Diana Nyad, left, her expedition leader Bonnie Stoll, right, and staff from the Turtle Hospital position ‘Rocky,’ a rehabilitated green sea turtle, for her return to the Atlantic Ocean on Oct. 22 from Smathers Beach. ANDY NEWMAN/Florida Keys News Bureau

Diana Nyad marked the 10th anniversary of her nearly 111-mile swim from Havana, Cuba to Key West by helping to release a rehabilitated sea turtle back into the Atlantic Ocean on Sunday – from the beach where she completed her epic feat in September 2013.

Nyad and her Cuba swim expedition leader Bonnie Stoll helped release “Rocky,” a 120-pound female green sea turtle that was rehabilitated at the Marathon-based Turtle Hospital, at Key West’s Smathers Beach. 

On Labor Day 2013, nearly 2,000 people gathered at the same beach to welcome Nyad as she came ashore after swimming for 52 hours and 54 minutes, becoming the first person to swim from Cuba to the Keys without a shark cage. 

Then 64 years old, she succeeded at the grueling Florida Straits crossing on her fifth try, while battling stinging jellyfish, nausea and countless other physical and mental challenges.

“I wish we could have trained Rocky to swim right next to me and eat all the jellyfish that we came upon going across,” said Nyad, referencing green sea turtles’ diet in the wild. 
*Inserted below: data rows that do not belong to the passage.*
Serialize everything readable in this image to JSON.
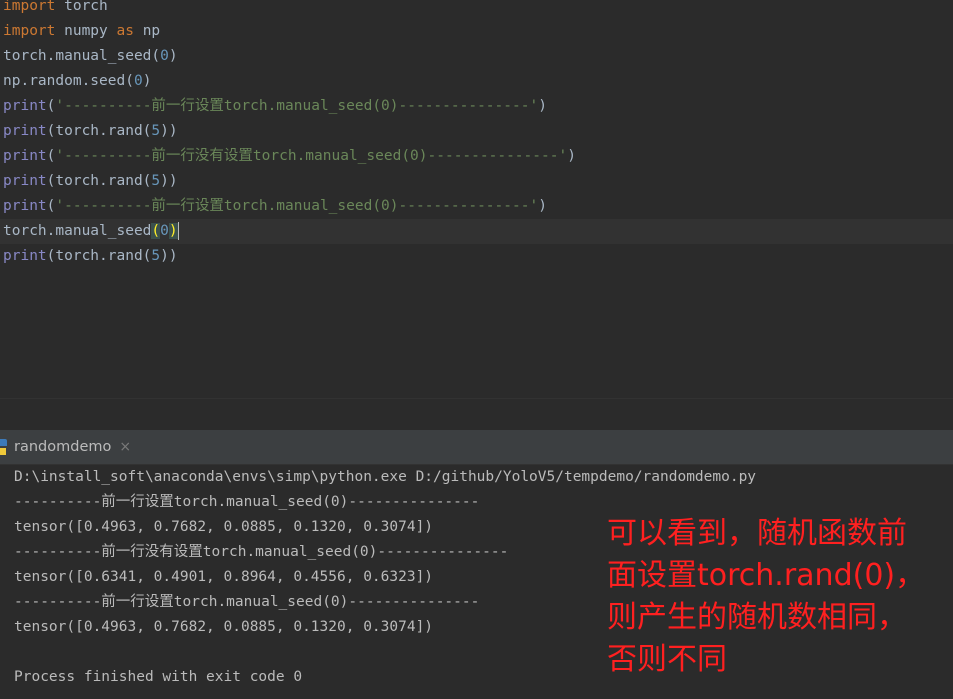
{
  "editor": {
    "lines": [
      {
        "tokens": [
          {
            "c": "kw",
            "t": "import"
          },
          {
            "c": "plain",
            "t": " torch"
          }
        ]
      },
      {
        "tokens": [
          {
            "c": "kw",
            "t": "import"
          },
          {
            "c": "plain",
            "t": " numpy "
          },
          {
            "c": "kw",
            "t": "as"
          },
          {
            "c": "plain",
            "t": " np"
          }
        ]
      },
      {
        "tokens": [
          {
            "c": "plain",
            "t": "torch.manual_seed("
          },
          {
            "c": "num",
            "t": "0"
          },
          {
            "c": "plain",
            "t": ")"
          }
        ]
      },
      {
        "tokens": [
          {
            "c": "plain",
            "t": "np.random.seed("
          },
          {
            "c": "num",
            "t": "0"
          },
          {
            "c": "plain",
            "t": ")"
          }
        ]
      },
      {
        "tokens": [
          {
            "c": "fn",
            "t": "print"
          },
          {
            "c": "plain",
            "t": "("
          },
          {
            "c": "str",
            "t": "'----------前一行设置torch.manual_seed(0)---------------'"
          },
          {
            "c": "plain",
            "t": ")"
          }
        ]
      },
      {
        "tokens": [
          {
            "c": "fn",
            "t": "print"
          },
          {
            "c": "plain",
            "t": "(torch.rand("
          },
          {
            "c": "num",
            "t": "5"
          },
          {
            "c": "plain",
            "t": "))"
          }
        ]
      },
      {
        "tokens": [
          {
            "c": "fn",
            "t": "print"
          },
          {
            "c": "plain",
            "t": "("
          },
          {
            "c": "str",
            "t": "'----------前一行没有设置torch.manual_seed(0)---------------'"
          },
          {
            "c": "plain",
            "t": ")"
          }
        ]
      },
      {
        "tokens": [
          {
            "c": "fn",
            "t": "print"
          },
          {
            "c": "plain",
            "t": "(torch.rand("
          },
          {
            "c": "num",
            "t": "5"
          },
          {
            "c": "plain",
            "t": "))"
          }
        ]
      },
      {
        "tokens": [
          {
            "c": "fn",
            "t": "print"
          },
          {
            "c": "plain",
            "t": "("
          },
          {
            "c": "str",
            "t": "'----------前一行设置torch.manual_seed(0)---------------'"
          },
          {
            "c": "plain",
            "t": ")"
          }
        ]
      },
      {
        "tokens": [
          {
            "c": "plain",
            "t": "torch.manual_seed"
          },
          {
            "c": "paren-hl",
            "t": "("
          },
          {
            "c": "num",
            "t": "0"
          },
          {
            "c": "paren-hl",
            "t": ")"
          }
        ],
        "current": true
      },
      {
        "tokens": [
          {
            "c": "fn",
            "t": "print"
          },
          {
            "c": "plain",
            "t": "(torch.rand("
          },
          {
            "c": "num",
            "t": "5"
          },
          {
            "c": "plain",
            "t": "))"
          }
        ]
      }
    ]
  },
  "run_panel": {
    "tab_label": "randomdemo",
    "close_glyph": "×"
  },
  "console": {
    "lines": [
      "D:\\install_soft\\anaconda\\envs\\simp\\python.exe D:/github/YoloV5/tempdemo/randomdemo.py",
      "----------前一行设置torch.manual_seed(0)---------------",
      "tensor([0.4963, 0.7682, 0.0885, 0.1320, 0.3074])",
      "----------前一行没有设置torch.manual_seed(0)---------------",
      "tensor([0.6341, 0.4901, 0.8964, 0.4556, 0.6323])",
      "----------前一行设置torch.manual_seed(0)---------------",
      "tensor([0.4963, 0.7682, 0.0885, 0.1320, 0.3074])",
      "",
      "Process finished with exit code 0"
    ]
  },
  "annotation": {
    "lines": [
      "可以看到，随机函数前",
      "面设置torch.rand(0)，",
      "则产生的随机数相同，",
      "否则不同"
    ],
    "color": "#ff2020"
  }
}
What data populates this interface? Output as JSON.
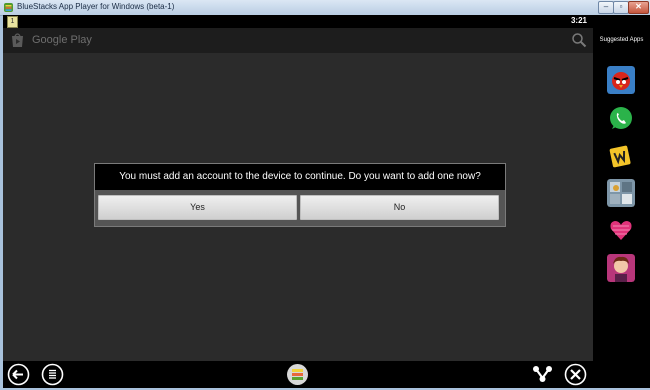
{
  "window": {
    "title": "BlueStacks App Player for Windows (beta-1)",
    "minimize_glyph": "–",
    "restore_glyph": "▫",
    "close_glyph": "✕"
  },
  "statusbar": {
    "notification_badge": "1",
    "clock": "3:21"
  },
  "actionbar": {
    "title": "Google Play"
  },
  "dialog": {
    "message": "You must add an account to the device to continue. Do you want to add one now?",
    "yes_label": "Yes",
    "no_label": "No"
  },
  "sidebar": {
    "header": "Suggested Apps",
    "apps": [
      "angry-birds-icon",
      "whatsapp-icon",
      "words-icon",
      "app-icon",
      "heart-icon",
      "game-girl-icon"
    ]
  },
  "colors": {
    "screen_bg": "#2b2b2b",
    "dialog_bg": "#000000",
    "whatsapp": "#2bb34a",
    "bluestacks": "#5aa32e"
  }
}
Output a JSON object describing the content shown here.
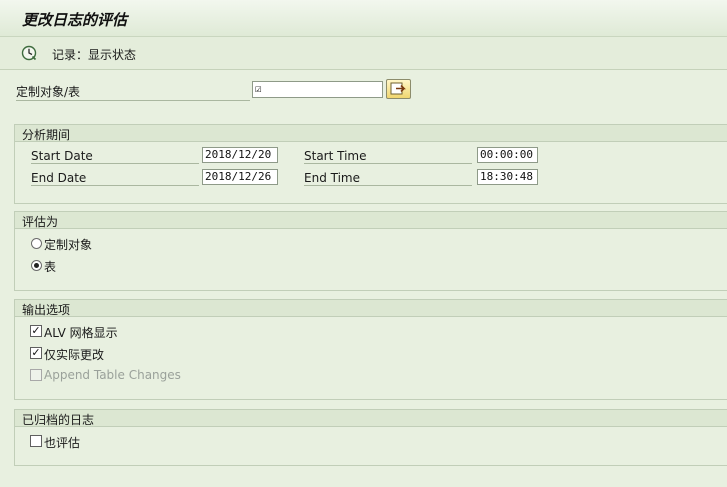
{
  "window": {
    "title": "更改日志的评估"
  },
  "toolbar": {
    "status_label": "记录：显示状态",
    "status_icon": "clock-execute-icon"
  },
  "selection": {
    "label": "定制对象/表",
    "field_value": "☑",
    "exec_icon": "arrow-right-icon"
  },
  "period": {
    "title": "分析期间",
    "start_date_label": "Start Date",
    "start_date": "2018/12/20",
    "end_date_label": "End Date",
    "end_date": "2018/12/26",
    "start_time_label": "Start Time",
    "start_time": "00:00:00",
    "end_time_label": "End Time",
    "end_time": "18:30:48"
  },
  "evaluate": {
    "title": "评估为",
    "options": [
      {
        "label": "定制对象",
        "selected": false
      },
      {
        "label": "表",
        "selected": true
      }
    ]
  },
  "output": {
    "title": "输出选项",
    "options": [
      {
        "label": "ALV 网格显示",
        "checked": true,
        "enabled": true
      },
      {
        "label": "仅实际更改",
        "checked": true,
        "enabled": true
      },
      {
        "label": "Append Table Changes",
        "checked": false,
        "enabled": false
      }
    ]
  },
  "archive": {
    "title": "已归档的日志",
    "options": [
      {
        "label": "也评估",
        "checked": false
      }
    ]
  },
  "colors": {
    "background": "#e8f0e0",
    "header": "#dce7d2",
    "button": "#f0d670"
  }
}
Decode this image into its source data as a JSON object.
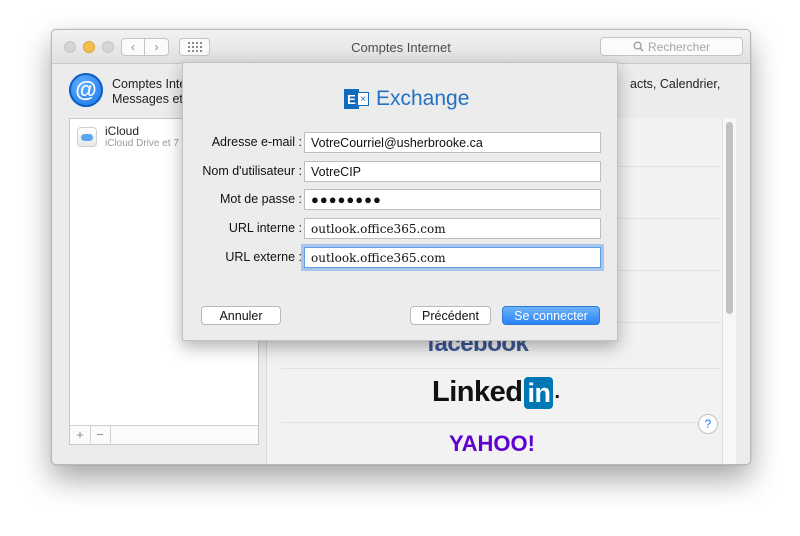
{
  "window": {
    "title": "Comptes Internet",
    "search_placeholder": "Rechercher",
    "nav_back": "‹",
    "nav_forward": "›"
  },
  "intro": {
    "line1": "Comptes Inte",
    "line2": "Messages et",
    "line1_right": "acts, Calendrier,"
  },
  "sidebar": {
    "items": [
      {
        "name": "iCloud",
        "subtitle": "iCloud Drive et 7"
      }
    ],
    "add_label": "+",
    "remove_label": "−"
  },
  "providers": {
    "facebook": "facebook",
    "linkedin_word": "Linked",
    "linkedin_badge": "in",
    "linkedin_dot": ".",
    "yahoo": "YAHOO!"
  },
  "help_label": "?",
  "sheet": {
    "logo_text": "Exchange",
    "logo_letter": "E",
    "fields": [
      {
        "label": "Adresse e-mail :",
        "value": "VotreCourriel@usherbrooke.ca"
      },
      {
        "label": "Nom d'utilisateur :",
        "value": "VotreCIP"
      },
      {
        "label": "Mot de passe :",
        "value": "●●●●●●●●"
      },
      {
        "label": "URL interne :",
        "value": "outlook.office365.com"
      },
      {
        "label": "URL externe :",
        "value": "outlook.office365.com"
      }
    ],
    "cancel_label": "Annuler",
    "previous_label": "Précédent",
    "connect_label": "Se connecter"
  },
  "colors": {
    "accent": "#2a83f3",
    "exchange_blue": "#0f6cbd",
    "facebook_blue": "#3b5998",
    "linkedin_blue": "#0077b5",
    "yahoo_purple": "#5f01d1"
  }
}
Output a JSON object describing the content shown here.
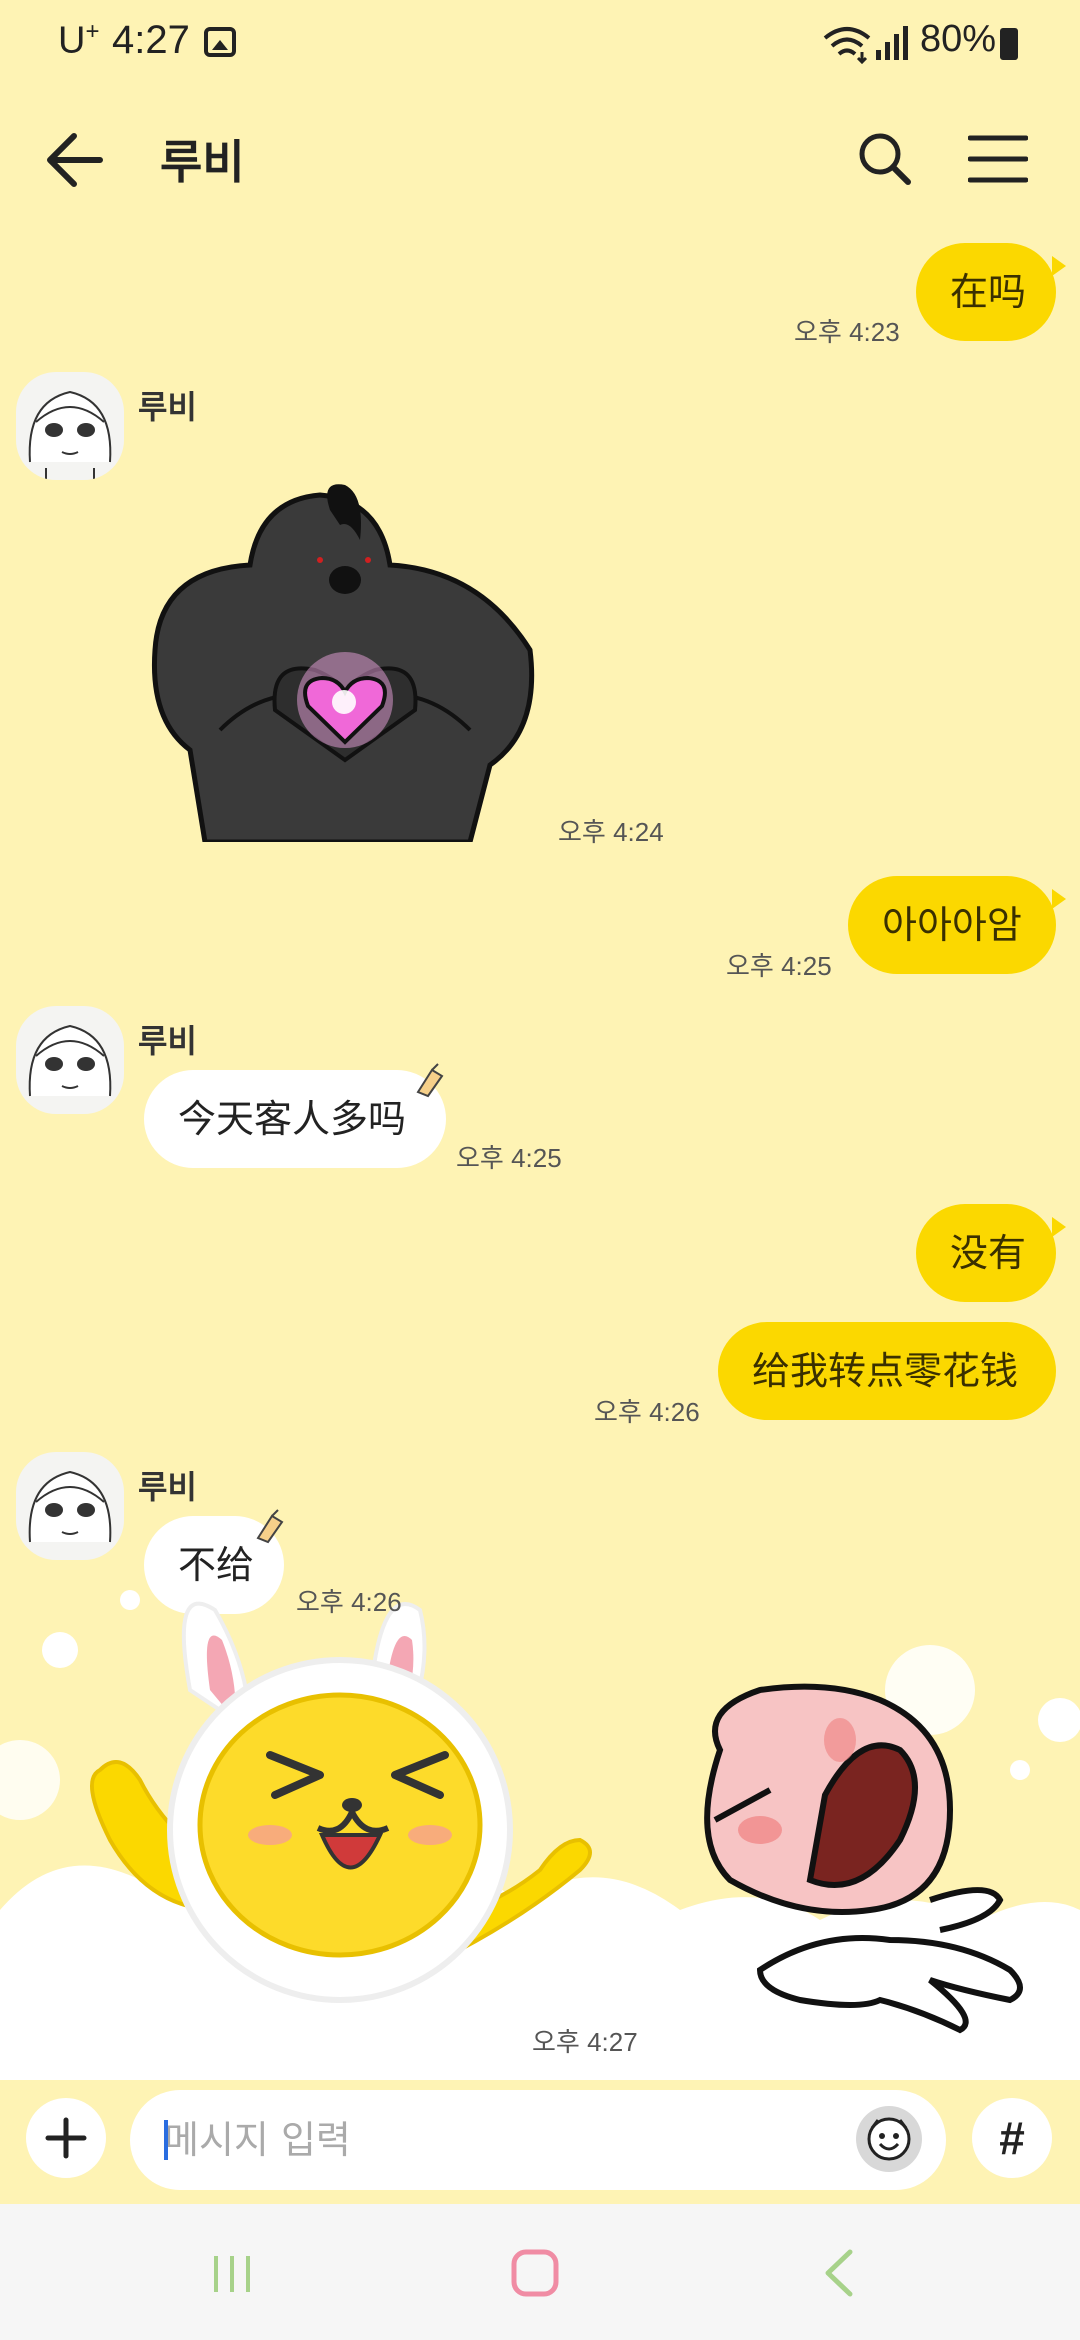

Endurance swimmer Diana Nyad, left, is emotional after helping to release ‘Rocky,’ a rehabilitated green sea turtle, back into the Atlantic Ocean on Oct. 22 in Key West. ANDY NEWMAN/Florida Keys News Bureau

Rocky was rescued in January by Florida Fish & Wildlife officers off Key Largo, after being discovered struggling and unable to dive. At the hospital in Marathon, the turtle required an eight-hour intestinal surgery, breathing treatments and a blood transfusion followed by months of medications and recovery. 

“A number of people have brought up that Rocky’s story is similar to my story, but the truth is, I never compare myself to an animal struggling for her life,” Nyad said. “Maybe we shared the will to live and then the will to be strong, but Rocky has a courage that I don’t have.” 

After being carried to the water’s edge by Nyad, Stoll and Turtle Hospital personnel, Rocky swam away into her saltwater home as several hundred spectators applauded. 

Among them were more than 30 crew members who supported Nyad’s iconic swim and returned to Key West for the weekend’s 10th anniversary celebration. 

The Turtle Hospital opened over 36 years ago as the world’s first state-licensed veterinary hospital specializing in sea turtles.